The Doctor: Man, he loves him some France.  I dig it. Heck, Tom's got a scarf, Peter's got celery, and Patrick had a flute.  So William has France.  He's tickled pink to be able to go visit Presleur, the guy who invented the theory of Germs, an idea highly controversial in both scientific circles and the church at the time.  Of course, the Doctor doesn't get much face time as himself - although William Hartnell does get to play the villainous Abbot of Amboise in this one.  Sadly, I don't find his portrayal of the Abbot as compelling or convincing, it just doesn't quite work.  Luckily, the serial is strong enough that that one nit-pick doesn't hurt it for me.  At the end, as the whole thing is crumbling around the Doctor - Companions have left him because they were in love, angry, or homesick; Companions have begun to die under his care; he is alone, no longer resolved to accomplish whatever it was he left his home world to do, and he contemplates returning home, his purposes failed.  It's a wonderful tragic moment, and a rare glimpse of something other than the fear he has when he's being chased, or the stern grandfatherly man he has been.  No, he's not human, but he's not actually soulless.  He's got his own priorities, and this is a real low point for him.

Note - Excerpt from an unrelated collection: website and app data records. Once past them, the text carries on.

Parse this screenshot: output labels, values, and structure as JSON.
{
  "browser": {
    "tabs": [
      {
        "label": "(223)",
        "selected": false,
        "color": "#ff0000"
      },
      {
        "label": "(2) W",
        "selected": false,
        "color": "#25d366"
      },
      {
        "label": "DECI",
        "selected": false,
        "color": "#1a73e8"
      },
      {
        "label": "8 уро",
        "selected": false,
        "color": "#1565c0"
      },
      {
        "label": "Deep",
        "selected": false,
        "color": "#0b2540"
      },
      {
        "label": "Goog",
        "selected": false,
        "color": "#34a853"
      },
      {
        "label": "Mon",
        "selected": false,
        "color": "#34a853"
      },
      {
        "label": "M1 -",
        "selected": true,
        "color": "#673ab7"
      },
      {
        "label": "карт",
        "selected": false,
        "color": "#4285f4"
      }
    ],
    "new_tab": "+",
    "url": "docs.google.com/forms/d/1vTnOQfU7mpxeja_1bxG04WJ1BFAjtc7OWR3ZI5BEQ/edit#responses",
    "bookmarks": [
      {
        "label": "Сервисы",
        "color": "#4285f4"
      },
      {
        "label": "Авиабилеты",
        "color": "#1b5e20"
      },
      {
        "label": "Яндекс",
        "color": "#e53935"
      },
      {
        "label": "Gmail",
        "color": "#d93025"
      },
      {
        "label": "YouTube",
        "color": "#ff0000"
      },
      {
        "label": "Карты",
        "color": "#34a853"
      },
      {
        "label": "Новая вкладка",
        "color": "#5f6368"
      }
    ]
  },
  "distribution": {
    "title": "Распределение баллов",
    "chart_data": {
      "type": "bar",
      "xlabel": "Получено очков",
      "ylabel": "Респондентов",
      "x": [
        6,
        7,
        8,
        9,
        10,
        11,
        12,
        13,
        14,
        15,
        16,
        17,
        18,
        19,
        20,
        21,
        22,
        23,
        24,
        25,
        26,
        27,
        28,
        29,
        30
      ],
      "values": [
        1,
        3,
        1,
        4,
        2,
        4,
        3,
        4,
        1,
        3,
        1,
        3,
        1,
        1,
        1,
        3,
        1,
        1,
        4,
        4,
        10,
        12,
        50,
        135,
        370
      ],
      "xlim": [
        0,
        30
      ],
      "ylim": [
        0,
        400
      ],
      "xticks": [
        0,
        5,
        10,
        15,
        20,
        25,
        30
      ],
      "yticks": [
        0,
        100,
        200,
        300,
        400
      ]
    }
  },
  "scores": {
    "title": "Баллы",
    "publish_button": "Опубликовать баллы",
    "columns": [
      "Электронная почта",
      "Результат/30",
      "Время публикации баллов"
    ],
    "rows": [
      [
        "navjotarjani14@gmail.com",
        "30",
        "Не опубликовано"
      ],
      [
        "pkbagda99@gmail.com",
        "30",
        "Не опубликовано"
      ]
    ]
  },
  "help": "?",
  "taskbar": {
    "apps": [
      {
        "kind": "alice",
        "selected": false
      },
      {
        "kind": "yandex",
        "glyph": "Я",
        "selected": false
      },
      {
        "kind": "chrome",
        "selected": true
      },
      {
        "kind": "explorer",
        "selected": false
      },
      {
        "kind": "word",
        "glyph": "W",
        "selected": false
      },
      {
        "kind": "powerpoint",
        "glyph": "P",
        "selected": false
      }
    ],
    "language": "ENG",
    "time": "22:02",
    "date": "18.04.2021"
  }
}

Companions: I've beaten Steven up a little for being little more than comic relief on a show I don't think needs to be a sitcom, and today, I take it back.  He does an excellent job here of being dramatic, involved, and central to the events.  He's not standing by being silly.  He's just watched the Daleks kill Sara and Katarina, and on the heels of that dramatic, if overly long Serial, lands in a violent fear-ruled France.  He does everything he can to help people, especially poor Anne Chaplet, and when things go from bad to worse, he's fed up.  Non-interference be Damned, the Doctor's time studies and random jumps without a human heart to drive them become too much for Steven - almost.  This is a Doctor-Light episode, with Steven being the real driving force and the lead, and far from being the clown he has been, he carries it off well enough that on this Serial alone I became a Peter Purves fan.

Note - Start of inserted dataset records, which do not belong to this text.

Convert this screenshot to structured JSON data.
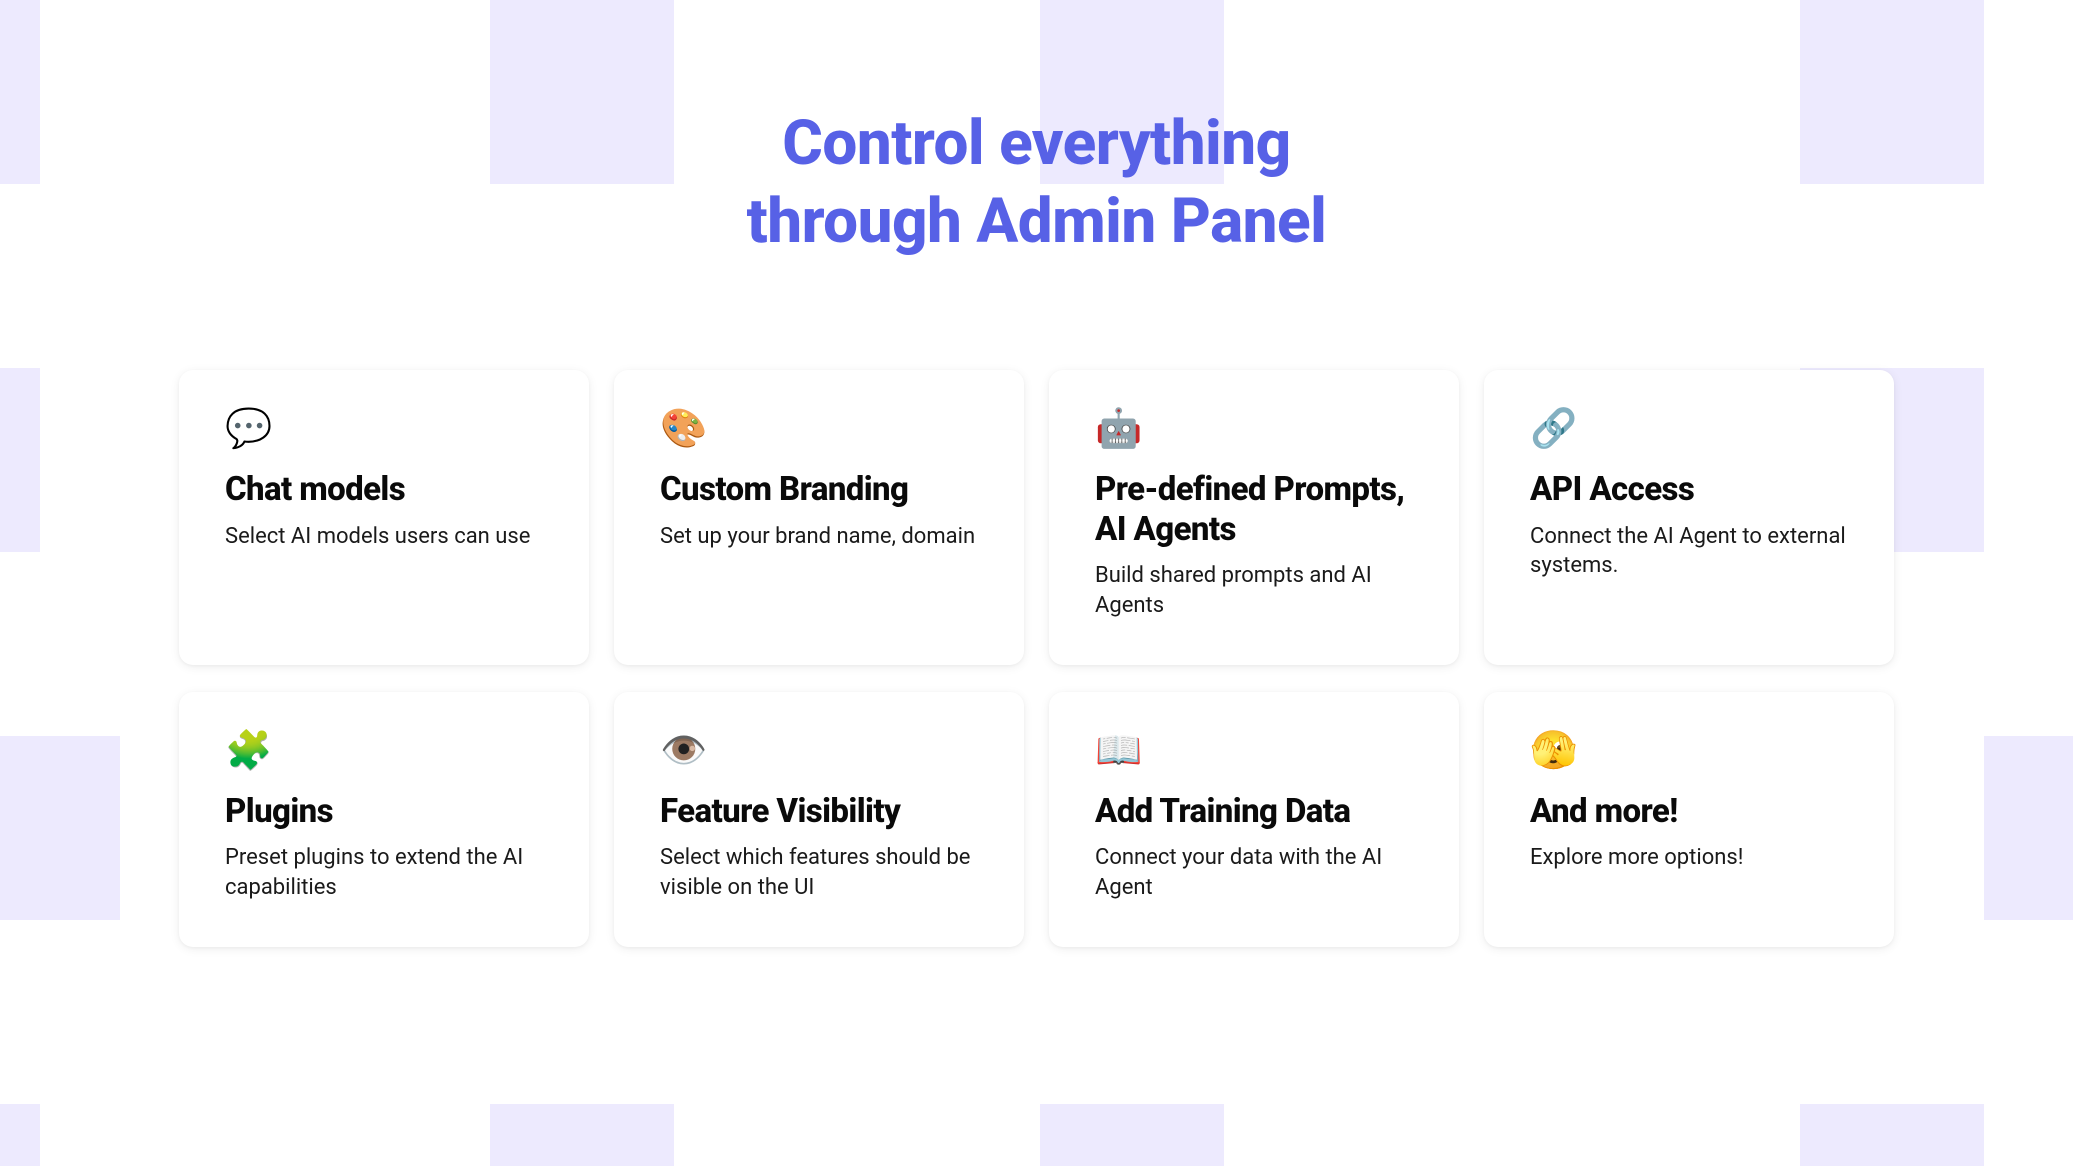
{
  "heading_line1": "Control everything",
  "heading_line2": "through Admin Panel",
  "cards": [
    {
      "icon": "💬",
      "title": "Chat models",
      "desc": "Select AI models users can use"
    },
    {
      "icon": "🎨",
      "title": "Custom Branding",
      "desc": "Set up your brand name, domain"
    },
    {
      "icon": "🤖",
      "title": "Pre-defined Prompts, AI Agents",
      "desc": "Build shared prompts and AI Agents"
    },
    {
      "icon": "🔗",
      "title": "API Access",
      "desc": "Connect the AI Agent to external systems."
    },
    {
      "icon": "🧩",
      "title": "Plugins",
      "desc": "Preset plugins to extend the AI capabilities"
    },
    {
      "icon": "👁️",
      "title": "Feature Visibility",
      "desc": "Select which features should be visible on the UI"
    },
    {
      "icon": "📖",
      "title": "Add Training Data",
      "desc": "Connect your data with the AI Agent"
    },
    {
      "icon": "🫣",
      "title": "And more!",
      "desc": "Explore more options!"
    }
  ]
}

Continuity: This is the first time we see the Look-Alike motif - somebody in history that looks exactly like the Doctor or a companion.  The And, of course, at the very end, we meet new companion Dodo Chaplet.  In light of what we learn in another few decades, my hypothesis is that the TARDIS took Steven to precisely then specifically to get Dodo on board - to prove to Steven that Anne lived, so that he could stay.  She (the TARDIS) is not done needing him yet.

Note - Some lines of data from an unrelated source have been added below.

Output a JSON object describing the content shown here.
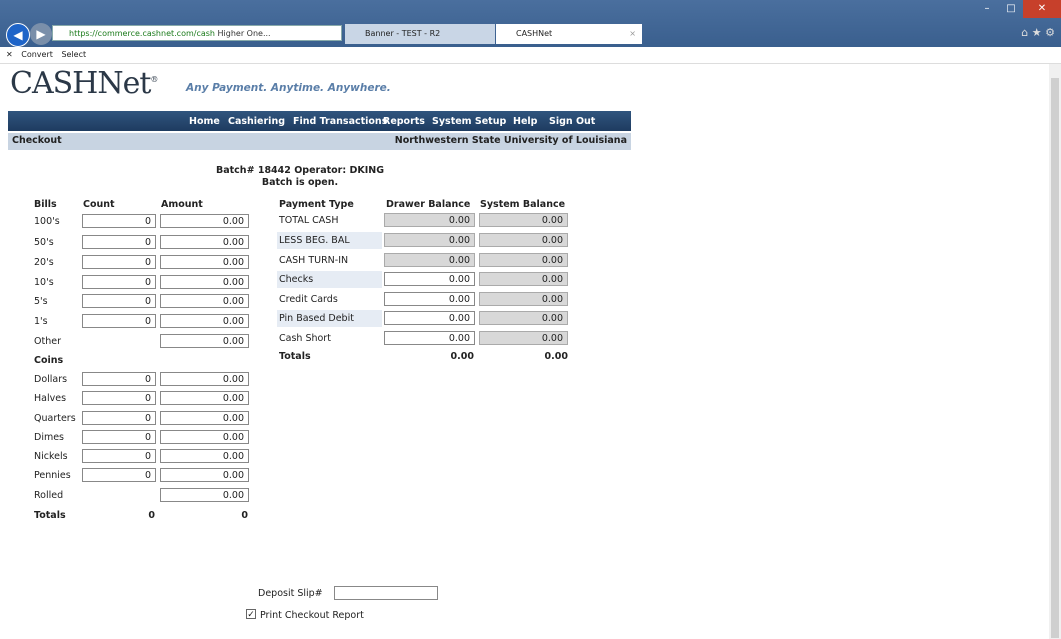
{
  "browser": {
    "url": "https://commerce.cashnet.com/cash",
    "url_rest": "Higher One...",
    "tabs": [
      {
        "label": "Banner - TEST - R2"
      },
      {
        "label": "CASHNet"
      }
    ],
    "tab_close": "×",
    "commands": {
      "convert": "Convert",
      "select": "Select"
    }
  },
  "header": {
    "logo": "CASHNet",
    "tagline": "Any Payment. Anytime. Anywhere."
  },
  "menu": [
    "Home",
    "Cashiering",
    "Find Transactions",
    "Reports",
    "System Setup",
    "Help",
    "Sign Out"
  ],
  "subheader": {
    "page": "Checkout",
    "institution": "Northwestern State University of Louisiana"
  },
  "batch": {
    "line1": "Batch# 18442  Operator: DKING",
    "line2": "Batch is open."
  },
  "left_table": {
    "headers": {
      "bills": "Bills",
      "count": "Count",
      "amount": "Amount"
    },
    "bills": [
      {
        "label": "100's",
        "count": "0",
        "amount": "0.00"
      },
      {
        "label": "50's",
        "count": "0",
        "amount": "0.00"
      },
      {
        "label": "20's",
        "count": "0",
        "amount": "0.00"
      },
      {
        "label": "10's",
        "count": "0",
        "amount": "0.00"
      },
      {
        "label": "5's",
        "count": "0",
        "amount": "0.00"
      },
      {
        "label": "1's",
        "count": "0",
        "amount": "0.00"
      },
      {
        "label": "Other",
        "count": "",
        "amount": "0.00"
      }
    ],
    "coins_header": "Coins",
    "coins": [
      {
        "label": "Dollars",
        "count": "0",
        "amount": "0.00"
      },
      {
        "label": "Halves",
        "count": "0",
        "amount": "0.00"
      },
      {
        "label": "Quarters",
        "count": "0",
        "amount": "0.00"
      },
      {
        "label": "Dimes",
        "count": "0",
        "amount": "0.00"
      },
      {
        "label": "Nickels",
        "count": "0",
        "amount": "0.00"
      },
      {
        "label": "Pennies",
        "count": "0",
        "amount": "0.00"
      },
      {
        "label": "Rolled",
        "count": "",
        "amount": "0.00"
      }
    ],
    "totals": {
      "label": "Totals",
      "count": "0",
      "amount": "0"
    }
  },
  "right_table": {
    "headers": {
      "type": "Payment Type",
      "drawer": "Drawer Balance",
      "system": "System Balance"
    },
    "rows": [
      {
        "label": "TOTAL CASH",
        "drawer": "0.00",
        "system": "0.00"
      },
      {
        "label": "LESS BEG. BAL",
        "drawer": "0.00",
        "system": "0.00"
      },
      {
        "label": "CASH TURN-IN",
        "drawer": "0.00",
        "system": "0.00"
      },
      {
        "label": "Checks",
        "drawer": "0.00",
        "system": "0.00"
      },
      {
        "label": "Credit Cards",
        "drawer": "0.00",
        "system": "0.00"
      },
      {
        "label": "Pin Based Debit",
        "drawer": "0.00",
        "system": "0.00"
      },
      {
        "label": "Cash Short",
        "drawer": "0.00",
        "system": "0.00"
      }
    ],
    "totals": {
      "label": "Totals",
      "drawer": "0.00",
      "system": "0.00"
    }
  },
  "footer": {
    "deposit_label": "Deposit Slip#",
    "deposit_value": "",
    "print_label": "Print Checkout Report",
    "print_checked": "✓"
  }
}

Rating: Love it. A powerhouse of a Serial, it's the first one I've rated this high in a while.  I might put it a notch below Marco Polo, but I must have rewatched this one 4 or 5 times while writing this post.  Like Marco Polo, I wish this one wasn't available solely as a reconstruction (Yes, I know the BBC released an audio version that has the TV soundtrack with Peter Purves providing linking narrations,but that's not the version I have access to without Crime) but in the end, to me, this belongs on the list of First Doctor Serials to watch if you want to see the humble but grand origins of the show.